- **Your instructions**
Report only how many lines of the records contain the word "dolorem".

"""

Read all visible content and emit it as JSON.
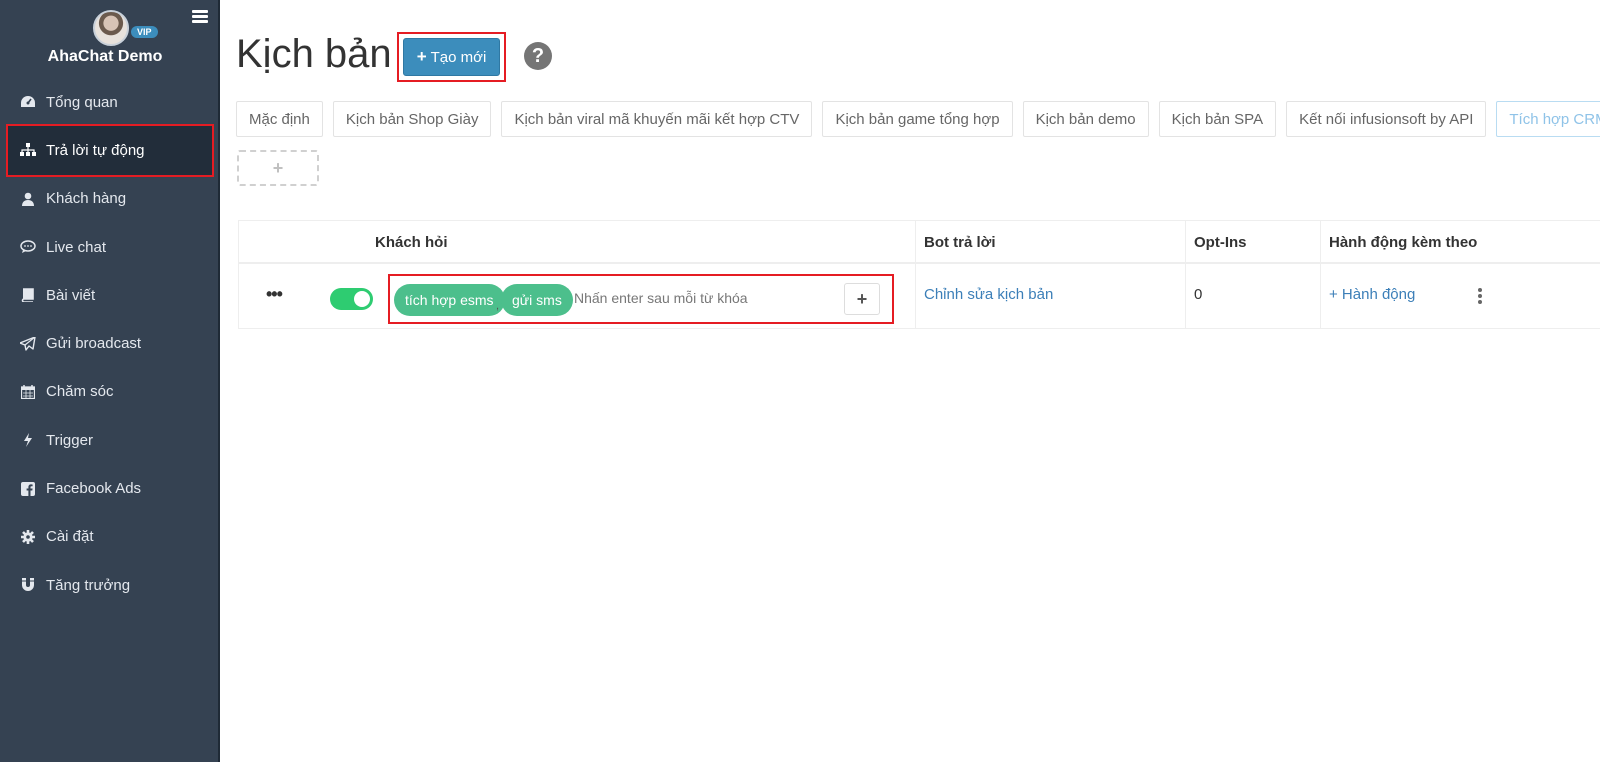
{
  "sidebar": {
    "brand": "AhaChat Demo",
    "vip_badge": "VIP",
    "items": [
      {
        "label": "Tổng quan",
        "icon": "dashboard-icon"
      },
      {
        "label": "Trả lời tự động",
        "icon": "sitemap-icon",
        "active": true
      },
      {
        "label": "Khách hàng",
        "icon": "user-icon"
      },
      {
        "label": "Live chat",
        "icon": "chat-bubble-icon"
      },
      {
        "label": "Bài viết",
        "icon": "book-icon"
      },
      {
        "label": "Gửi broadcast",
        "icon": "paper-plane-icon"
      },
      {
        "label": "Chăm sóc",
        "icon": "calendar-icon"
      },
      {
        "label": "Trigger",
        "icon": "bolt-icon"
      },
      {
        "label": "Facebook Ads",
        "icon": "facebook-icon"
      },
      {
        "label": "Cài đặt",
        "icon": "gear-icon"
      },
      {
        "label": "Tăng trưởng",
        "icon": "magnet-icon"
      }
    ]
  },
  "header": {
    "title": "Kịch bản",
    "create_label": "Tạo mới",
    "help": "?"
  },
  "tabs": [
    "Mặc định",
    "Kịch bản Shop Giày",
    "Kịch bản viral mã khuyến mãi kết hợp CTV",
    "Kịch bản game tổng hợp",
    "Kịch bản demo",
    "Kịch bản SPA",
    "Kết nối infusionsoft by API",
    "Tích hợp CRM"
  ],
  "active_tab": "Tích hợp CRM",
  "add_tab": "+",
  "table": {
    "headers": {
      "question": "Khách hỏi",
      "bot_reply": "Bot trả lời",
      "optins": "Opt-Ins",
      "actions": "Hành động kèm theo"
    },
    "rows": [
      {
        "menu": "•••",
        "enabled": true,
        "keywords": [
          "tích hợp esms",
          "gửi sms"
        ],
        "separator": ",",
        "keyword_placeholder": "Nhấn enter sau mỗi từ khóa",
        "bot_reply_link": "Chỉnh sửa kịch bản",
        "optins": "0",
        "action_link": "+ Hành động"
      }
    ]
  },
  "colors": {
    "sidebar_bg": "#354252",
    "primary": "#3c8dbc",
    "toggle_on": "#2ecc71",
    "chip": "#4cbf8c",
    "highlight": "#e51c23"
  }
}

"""
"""

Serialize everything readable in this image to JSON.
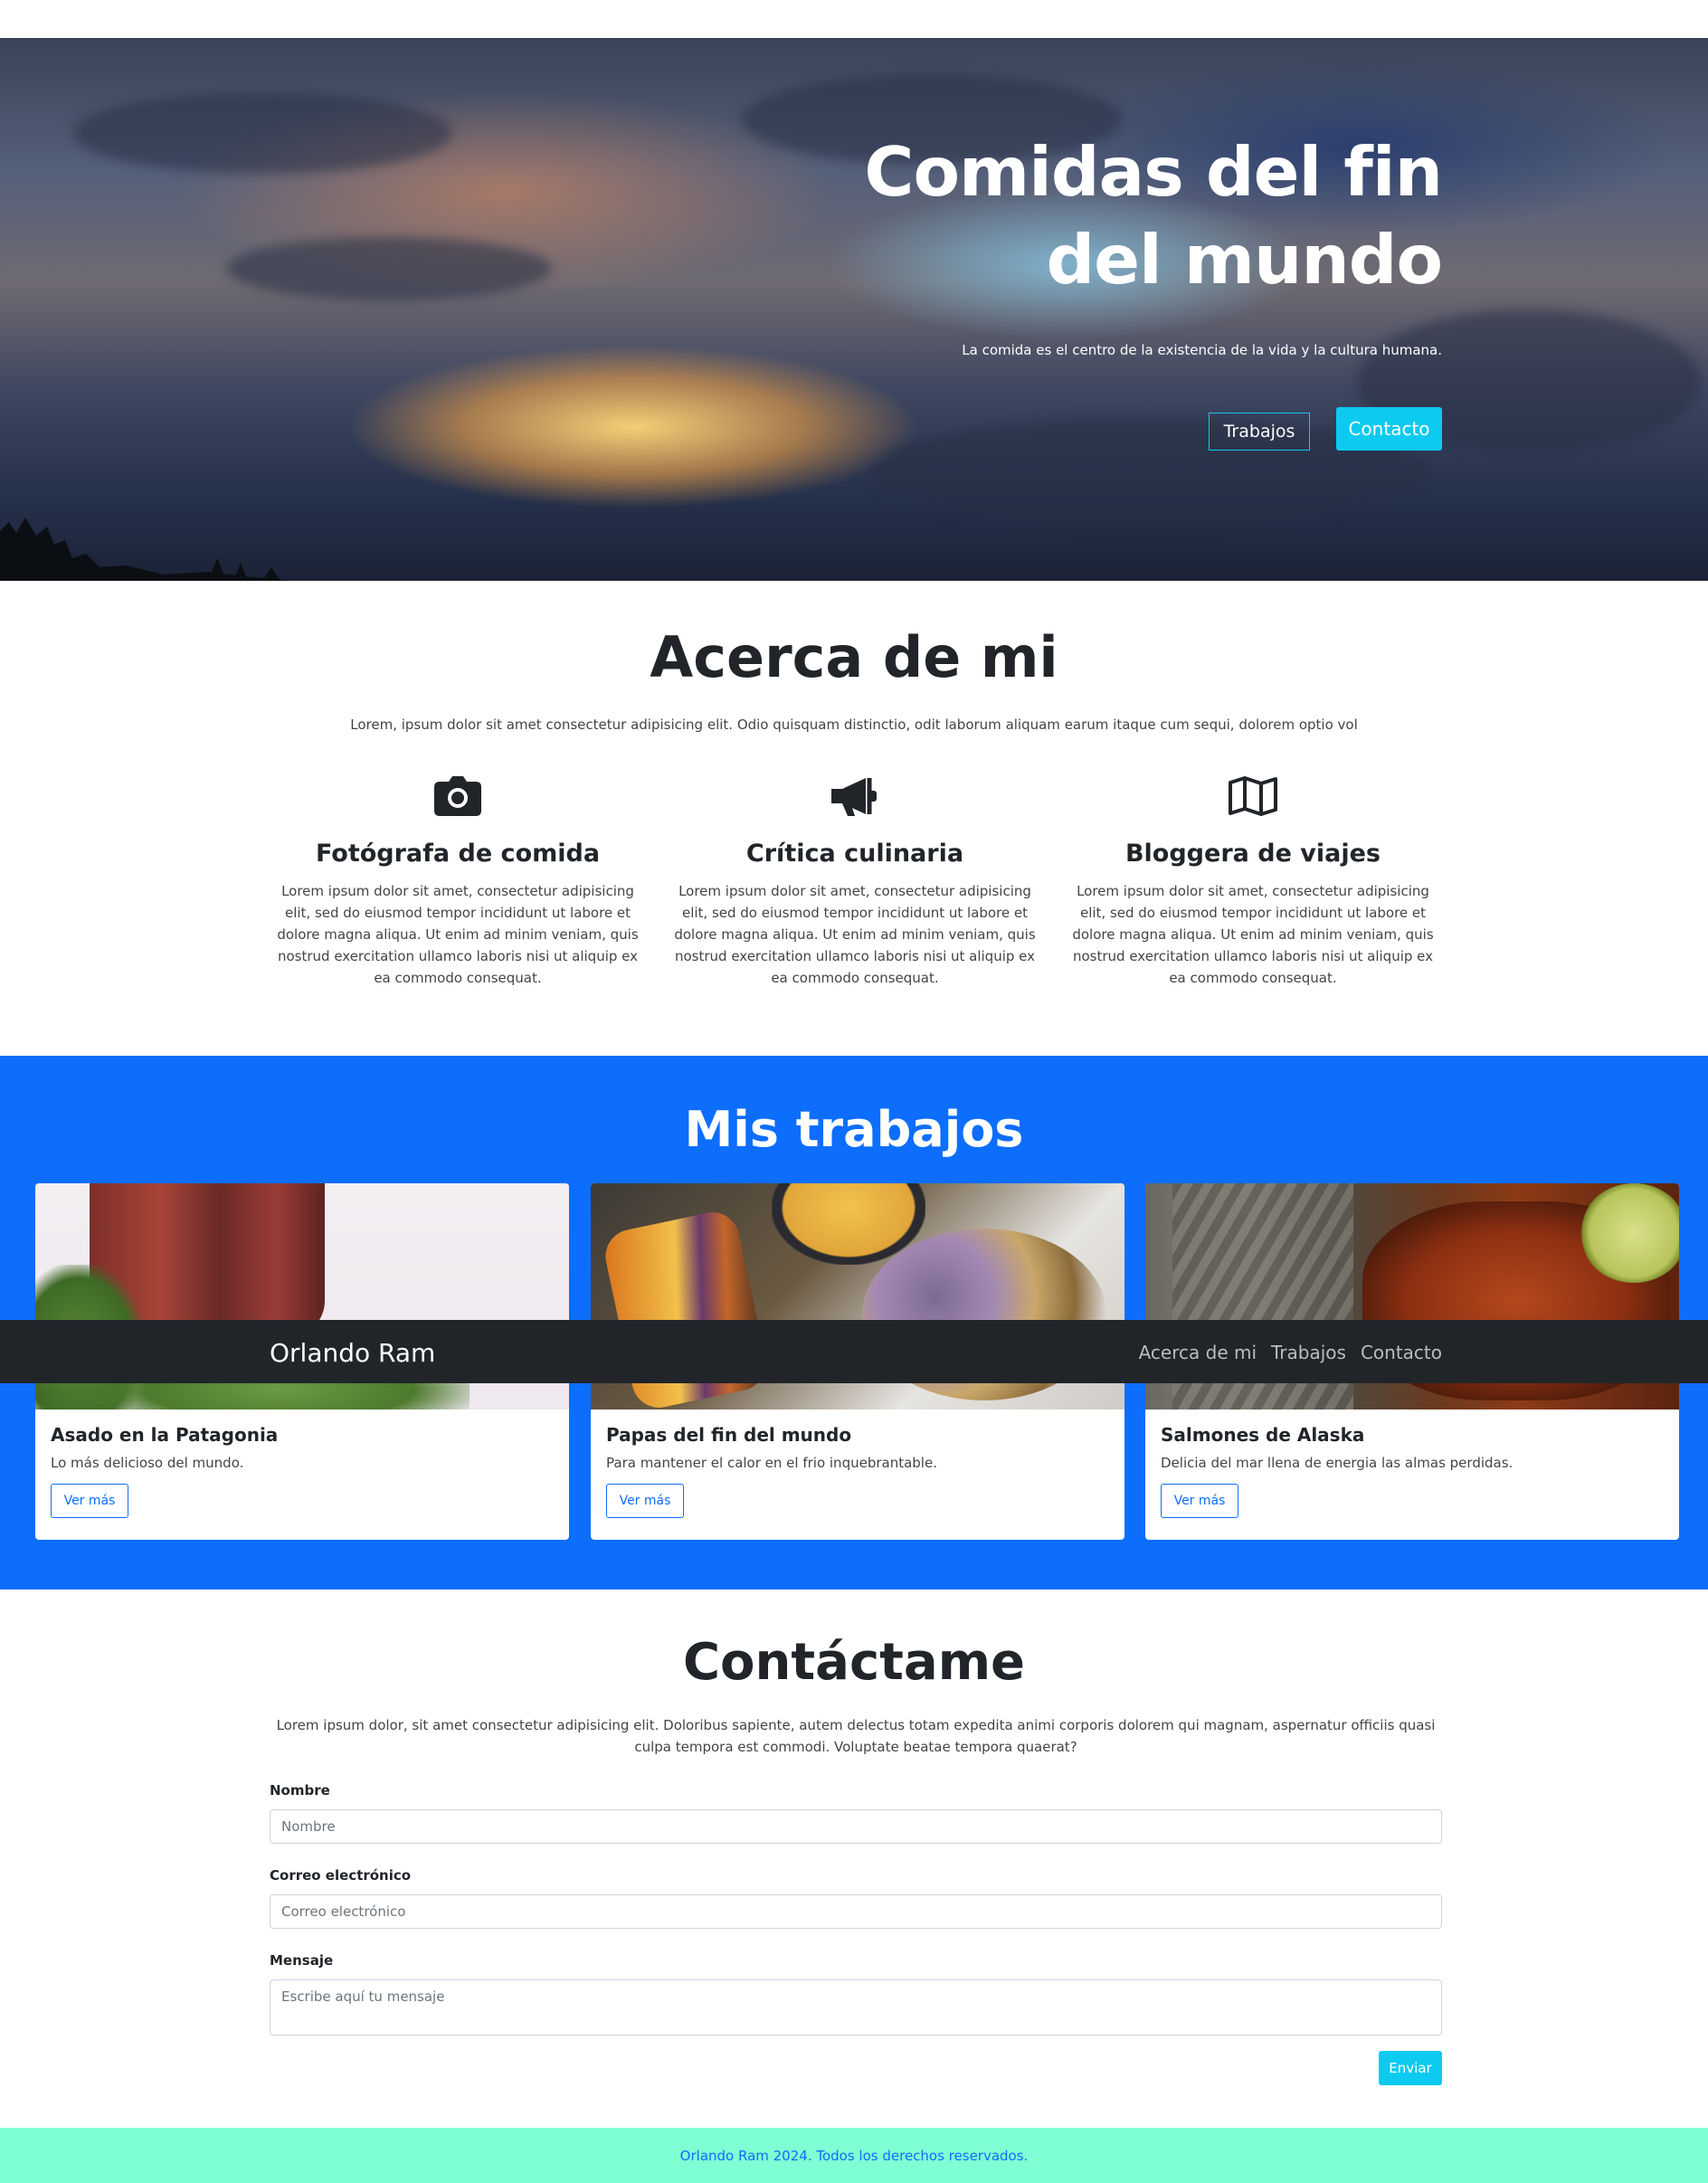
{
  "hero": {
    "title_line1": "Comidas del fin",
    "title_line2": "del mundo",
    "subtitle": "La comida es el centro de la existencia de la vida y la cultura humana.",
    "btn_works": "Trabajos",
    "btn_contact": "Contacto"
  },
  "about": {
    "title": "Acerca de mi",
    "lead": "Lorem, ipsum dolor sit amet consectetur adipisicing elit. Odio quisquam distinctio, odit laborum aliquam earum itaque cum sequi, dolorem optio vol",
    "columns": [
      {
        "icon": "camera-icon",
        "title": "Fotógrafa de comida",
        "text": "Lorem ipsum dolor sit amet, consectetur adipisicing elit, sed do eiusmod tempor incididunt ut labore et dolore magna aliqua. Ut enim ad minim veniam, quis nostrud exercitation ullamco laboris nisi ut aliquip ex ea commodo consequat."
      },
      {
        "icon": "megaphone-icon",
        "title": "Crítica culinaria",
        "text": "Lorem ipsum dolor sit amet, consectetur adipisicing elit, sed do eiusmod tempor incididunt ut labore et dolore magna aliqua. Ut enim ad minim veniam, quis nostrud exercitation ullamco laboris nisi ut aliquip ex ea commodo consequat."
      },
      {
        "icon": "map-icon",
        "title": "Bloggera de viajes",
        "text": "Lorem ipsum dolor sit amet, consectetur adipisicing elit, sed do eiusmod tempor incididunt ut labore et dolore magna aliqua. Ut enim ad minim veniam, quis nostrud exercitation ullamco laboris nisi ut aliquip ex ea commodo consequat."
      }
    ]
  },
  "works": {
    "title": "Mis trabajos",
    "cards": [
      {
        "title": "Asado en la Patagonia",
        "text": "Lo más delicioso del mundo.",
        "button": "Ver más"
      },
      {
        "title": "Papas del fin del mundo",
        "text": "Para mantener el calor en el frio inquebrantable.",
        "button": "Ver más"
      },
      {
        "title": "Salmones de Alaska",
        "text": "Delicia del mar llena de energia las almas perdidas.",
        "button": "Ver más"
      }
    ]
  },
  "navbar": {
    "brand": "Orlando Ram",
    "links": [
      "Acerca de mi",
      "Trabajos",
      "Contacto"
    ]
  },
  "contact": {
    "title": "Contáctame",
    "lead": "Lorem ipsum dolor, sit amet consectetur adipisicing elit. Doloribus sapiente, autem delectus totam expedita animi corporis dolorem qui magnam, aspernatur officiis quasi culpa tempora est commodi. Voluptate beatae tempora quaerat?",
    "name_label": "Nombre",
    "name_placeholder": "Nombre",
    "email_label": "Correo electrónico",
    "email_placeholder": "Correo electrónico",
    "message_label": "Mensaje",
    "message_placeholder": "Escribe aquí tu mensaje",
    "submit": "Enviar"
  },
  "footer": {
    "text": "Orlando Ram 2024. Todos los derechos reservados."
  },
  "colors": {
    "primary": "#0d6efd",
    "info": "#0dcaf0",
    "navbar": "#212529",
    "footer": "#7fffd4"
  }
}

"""

- **Solution below**
2